Studies show that bike lanes not only improve livability for communities, but also increase business for retailers within that community.
For one, people who travel by bike are more likely to stop and patronize a business, because parking’s so easy. A bike rider can always a place to lock up a bike, whether it’s a tree, or a rail or a fence. In the case of the Five Points area, bike access will increase business for all retailers, restaurants, and bars in the area. Secondly, as anyone who rides a bike knows - whether it’s for commute, leisure, or exercise - stopping is often part of the goal. Perhaps you need to do an errand while on your commute, or perhaps a place looks so inviting, stopping for a cold beer or a sandwich or a coffee, is exactly part of the whole point of traveling by bike. The fact is, it’s simply easier to spend money when access is easier.
I’ll say it again: there’s no parking in Five Points and most of Hillcrest now. I’m sure we are going to squeeze out a few more spots if we work with the City to do head-in 90 degree angle parking in Five Points, but then what? What will we do as we add more density to our communities? Where exactly will all these additional cars park? Adding more parking when there is no space to put it is simply not an option. The key is to act now, and embrace bike and pedestrian access to mitigate density impacts that are coming.
Here are some very good studies and articles that show bike access is great for business.
2013/08/05/in-vancouver- traffic-decreases-as- population-rises/?utm_source= feedburner&utm_medium=email& utm_campaign=Feed%3A+ Streetsblog+%28Streetsblog%29
I particularly liked this one, because it shows how cities in Colorado used bike trails to lure tourists in non-skiing months.
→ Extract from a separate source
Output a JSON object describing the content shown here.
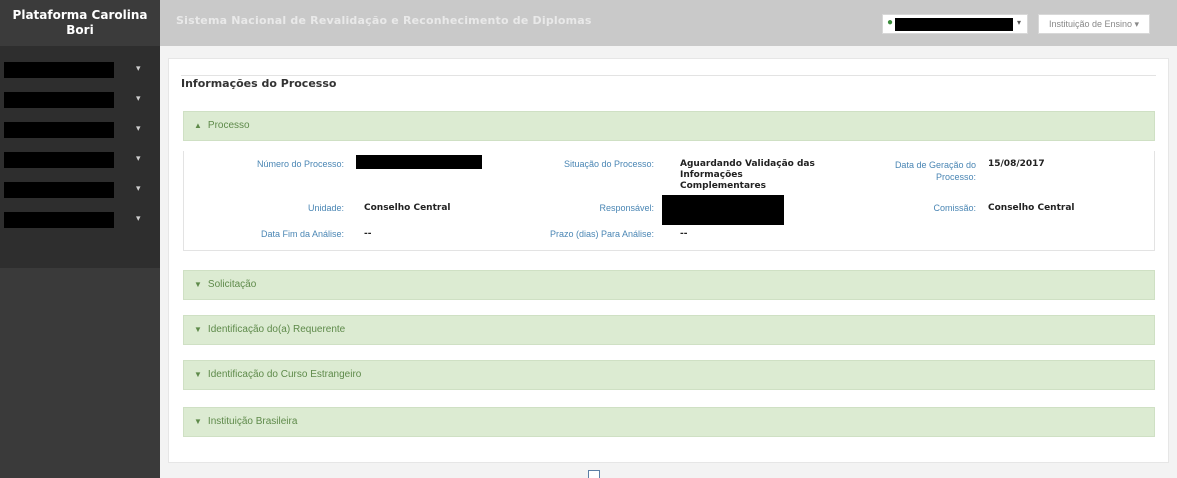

Now we have pretty good weather year round in San Diego, but are we a cycling destination when getting around is so unsafe? Probably not. So bike lanes will likely give us one more reason for vacationers to come for a visit, and increase overall spending. http://www.americantrails.org/resources/economics/biketourismcolo.html